The Bucket List Foundation will improve the quality of life for those residents who are lonely.
I want to state one more time the most important thing for me is to ensure no one dies alone.
What kind of reach are you looking at for it, statewide or nationwide? And will it be open to anyone over a certain age?
We are starting statewide. Our goal is to go nationwide. We will be serving those who live in nursing homes and are receiving palliative care.
There are 6 million people who fall into this care. Palliative care is [when] a doctor has said it is not in their best interest to cure, just try to manage. There are no age limits.
If you do get the necessary funding for the Bucket List Foundation, how will it work, exactly? Will there be an application process for participants, or will they be nominated somehow?
We will go around to nursing homes and see if they want to participate.
The foundation’s president, Rebekah Elling, is a social worker at Mission Nursing Home, and our director of volunteers, Heide Larsen, is its director of nursing.
They both agree nursing homes are short-staffed and underfunded, and would be grateful for our services.
There would be an application to fill out by the nursing home social worker or a family member.
Will all granted wishes come directly from the foundation, or will there be a website where people can donate their time or resources to help out with those you’re unable to pay for?
Fiscally the foundation will rely on grants and donations. This money source will allow us to fulfill “bucket list” dreams.
I will give you an example: Let’s say someone’s bucket list had on it going to see the Grand Canyon.
The foundation would pay to send the resident, the volunteer, family member and, if necessary, a volunteer nurse.

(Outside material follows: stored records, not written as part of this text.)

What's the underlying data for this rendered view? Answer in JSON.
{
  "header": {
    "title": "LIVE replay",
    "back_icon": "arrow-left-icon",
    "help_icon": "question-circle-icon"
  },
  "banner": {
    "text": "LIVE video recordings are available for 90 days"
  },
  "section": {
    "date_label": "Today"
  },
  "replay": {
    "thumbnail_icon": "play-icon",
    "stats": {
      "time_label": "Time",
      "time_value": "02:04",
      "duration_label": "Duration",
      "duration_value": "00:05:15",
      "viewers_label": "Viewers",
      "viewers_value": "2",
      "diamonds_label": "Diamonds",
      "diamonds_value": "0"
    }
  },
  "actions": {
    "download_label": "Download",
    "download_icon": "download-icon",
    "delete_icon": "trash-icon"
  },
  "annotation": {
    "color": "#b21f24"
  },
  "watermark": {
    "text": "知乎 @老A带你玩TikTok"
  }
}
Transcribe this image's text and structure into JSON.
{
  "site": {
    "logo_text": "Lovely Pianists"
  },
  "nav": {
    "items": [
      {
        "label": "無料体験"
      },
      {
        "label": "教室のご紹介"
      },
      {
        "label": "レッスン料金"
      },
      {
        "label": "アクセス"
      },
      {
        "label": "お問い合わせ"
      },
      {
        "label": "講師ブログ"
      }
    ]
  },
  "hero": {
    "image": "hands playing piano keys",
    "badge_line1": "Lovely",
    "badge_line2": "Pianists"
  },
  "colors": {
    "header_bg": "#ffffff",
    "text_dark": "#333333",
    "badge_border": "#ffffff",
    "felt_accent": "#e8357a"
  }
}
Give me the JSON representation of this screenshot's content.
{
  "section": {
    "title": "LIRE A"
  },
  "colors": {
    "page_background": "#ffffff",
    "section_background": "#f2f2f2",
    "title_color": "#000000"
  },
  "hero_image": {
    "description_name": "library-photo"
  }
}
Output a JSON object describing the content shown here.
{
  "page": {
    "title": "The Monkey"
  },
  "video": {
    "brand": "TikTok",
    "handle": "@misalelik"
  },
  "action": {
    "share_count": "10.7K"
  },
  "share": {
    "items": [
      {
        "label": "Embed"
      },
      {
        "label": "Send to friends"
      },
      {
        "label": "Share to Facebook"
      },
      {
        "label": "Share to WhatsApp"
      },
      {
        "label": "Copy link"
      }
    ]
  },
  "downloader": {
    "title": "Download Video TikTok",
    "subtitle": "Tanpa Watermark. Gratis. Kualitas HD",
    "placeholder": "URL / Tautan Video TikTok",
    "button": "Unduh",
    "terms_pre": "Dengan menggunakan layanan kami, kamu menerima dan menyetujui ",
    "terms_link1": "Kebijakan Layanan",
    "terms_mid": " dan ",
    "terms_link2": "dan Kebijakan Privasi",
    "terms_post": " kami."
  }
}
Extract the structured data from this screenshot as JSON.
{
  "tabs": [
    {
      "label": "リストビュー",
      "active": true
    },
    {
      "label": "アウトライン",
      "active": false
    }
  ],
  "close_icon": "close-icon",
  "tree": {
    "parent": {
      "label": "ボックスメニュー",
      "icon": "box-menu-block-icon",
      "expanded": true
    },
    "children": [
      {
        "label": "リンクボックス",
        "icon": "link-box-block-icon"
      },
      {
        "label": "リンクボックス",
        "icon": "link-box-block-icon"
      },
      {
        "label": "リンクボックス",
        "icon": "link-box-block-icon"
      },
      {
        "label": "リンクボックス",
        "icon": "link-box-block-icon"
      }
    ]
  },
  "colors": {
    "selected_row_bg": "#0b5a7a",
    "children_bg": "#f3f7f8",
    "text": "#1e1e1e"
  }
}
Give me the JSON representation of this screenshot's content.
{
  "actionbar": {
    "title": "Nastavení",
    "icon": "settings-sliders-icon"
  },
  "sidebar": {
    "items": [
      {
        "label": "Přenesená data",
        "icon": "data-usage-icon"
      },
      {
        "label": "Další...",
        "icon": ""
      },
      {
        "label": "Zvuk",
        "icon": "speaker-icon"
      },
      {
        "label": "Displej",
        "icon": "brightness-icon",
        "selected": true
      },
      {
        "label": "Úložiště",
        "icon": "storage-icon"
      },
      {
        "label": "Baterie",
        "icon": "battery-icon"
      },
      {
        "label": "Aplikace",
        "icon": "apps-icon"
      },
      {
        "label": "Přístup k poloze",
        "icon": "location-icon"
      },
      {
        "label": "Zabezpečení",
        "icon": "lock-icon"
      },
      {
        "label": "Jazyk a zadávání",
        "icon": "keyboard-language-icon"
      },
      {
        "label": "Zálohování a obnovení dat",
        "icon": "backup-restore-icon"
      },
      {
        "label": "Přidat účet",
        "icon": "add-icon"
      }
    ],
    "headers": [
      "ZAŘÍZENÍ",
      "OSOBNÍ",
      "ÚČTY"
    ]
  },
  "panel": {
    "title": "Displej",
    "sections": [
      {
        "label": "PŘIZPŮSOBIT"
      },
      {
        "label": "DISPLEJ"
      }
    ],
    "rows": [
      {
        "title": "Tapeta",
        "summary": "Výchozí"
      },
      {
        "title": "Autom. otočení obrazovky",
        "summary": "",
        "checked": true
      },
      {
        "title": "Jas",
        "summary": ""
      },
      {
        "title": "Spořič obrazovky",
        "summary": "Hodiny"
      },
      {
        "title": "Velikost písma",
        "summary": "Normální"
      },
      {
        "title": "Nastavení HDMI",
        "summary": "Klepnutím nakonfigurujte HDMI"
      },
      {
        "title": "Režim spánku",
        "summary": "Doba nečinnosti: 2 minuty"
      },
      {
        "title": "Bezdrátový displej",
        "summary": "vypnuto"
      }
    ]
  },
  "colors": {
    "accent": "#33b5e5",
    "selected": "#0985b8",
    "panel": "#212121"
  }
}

The volunteer will be the one who has been visiting the resident.
The situation as far as who goes would depend on various conditions, but the volunteer and/or a family member should be there to share in the experience.
The foundation will pay all costs.
The volunteers would need to fill out an application, be trained by our staff and pass a background test before going into a nursing home.
We hope we will find people who want to donate their time for a great experience for the resident as well as the volunteer.
I must say again the foundation will run solely on the support of grants and donations
If someone’s reading this and interested in helping you out, what’s the best way to do so?
If anyone is interested in donating or applying to be a volunteer, please contact me at firstname.lastname@example.org. Our website is www.the-bucket-list-foundation.org.